Ryan Hewett approaches portraiture with an expressive and painterly aesthetic. Pursuing the capture of energy rather than the practice of verisimilitude, the South African artist has a distinctive painting style that seizes the energy and observed experience of his sitters. With loosely layered surfaces that emanate depth, light and dimension, Hewett creates emotive and passionate representations that embrace the materiality and texture of his medium. Working with oil paints, his figurative impressions align themselves with the tumultuous tradition of expressionism. With rich hues and suggestive glimpses, his works are intense painterly interpretations of the body.

Sergio Garcia is inspired by the unconventional and the creative subconscious. The Texas based painter and sculptor, constructs works that are surreal combinations that place familiar situations and objects in extraordinary circumstances. A Hyperrealist in the truest sense, his sculptural works are uncannily true to life and play with the viewer’s spatial and contextual expectations. Wonderfully bizarre, they transform the mundane into fantastic phenomena, and encourage mind-boggling encounters in unexpected spaces. Similarly, his paintings offer whimsically unexpected combinations and creatively evocative scenes, inspiring free association and speculative wonder.

Troy Coulterman, Canadian artist, creates resin sculptures that seem like graphic novel or comic book characters come to life. Rich with suggestion, Coulterman artfully conveys ideas, metaphors and themes with graphic concision, capturing extensive narrative moments in a single sculptural body or gesture. Inspired by graphics and comic books, his cast of wonderfully bizarre characters emote and convey with exciting presence. As three-dimensional objects that read partly as animation come to life, and partly as dimensional drawing, they command our attention with an unrelenting pull. Distinctly human in their emotive power, but clearly other in their wonderful absurdity, his figures are captivating.

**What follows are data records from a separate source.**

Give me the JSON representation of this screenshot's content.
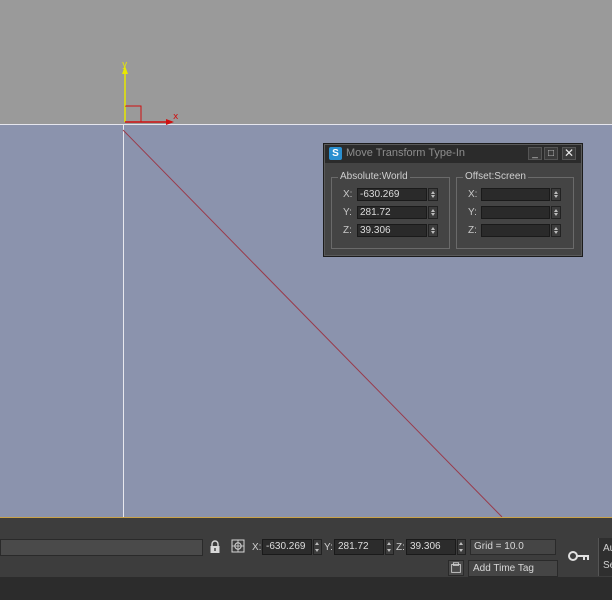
{
  "gizmo": {
    "x_axis_label": "x",
    "y_axis_label": "y"
  },
  "dialog": {
    "title": "Move Transform Type-In",
    "absolute": {
      "title": "Absolute:World",
      "x_label": "X:",
      "x_value": "-630.269",
      "y_label": "Y:",
      "y_value": "281.72",
      "z_label": "Z:",
      "z_value": "39.306"
    },
    "offset": {
      "title": "Offset:Screen",
      "x_label": "X:",
      "x_value": "",
      "y_label": "Y:",
      "y_value": "",
      "z_label": "Z:",
      "z_value": ""
    }
  },
  "statusbar": {
    "x_label": "X:",
    "x_value": "-630.269",
    "y_label": "Y:",
    "y_value": "281.72",
    "z_label": "Z:",
    "z_value": "39.306",
    "grid": "Grid = 10.0",
    "time_tag": "Add Time Tag",
    "right_top": "Au",
    "right_bottom": "Se"
  },
  "icons": [
    "lock-icon",
    "absolute-mode-icon",
    "key-icon",
    "time-tag-icon",
    "app-icon",
    "minimize-icon",
    "maximize-icon",
    "close-icon"
  ],
  "colors": {
    "viewport_bg": "#8b93ad",
    "viewport_top": "#9a9a9a",
    "dialog_bg": "#444444",
    "statusbar_bg": "#3d3d3d"
  }
}
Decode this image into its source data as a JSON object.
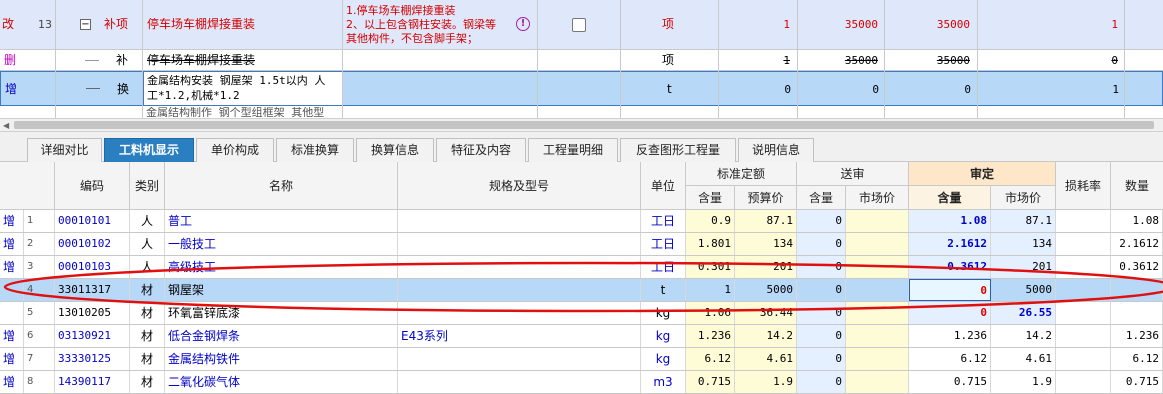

Troy Lovegates, widely known as “Other”, creates ambitious large-scale mural works with precision and detail. A street artist from Canada, his works are heavily patterned, saturated with hyper color, and incomparably dense and rich. With an impressive attention to detail and line, Lovegates builds figures and motifs through heavily condensed mark making. The figures in his work are wonderfully exaggerated and poetic, sympathetically drawn from equal parts caricature and realistic observation. His smaller format works are executed in several materials, ranging from weathered wood, books, paper and linoleum cuts. Self-described as an artist who enjoys the chaos of simultaneity and messy working conditions, Lovegates is constantly revising and adapting previous efforts, reintegrating them into current bodies of work that reflect the history of their making.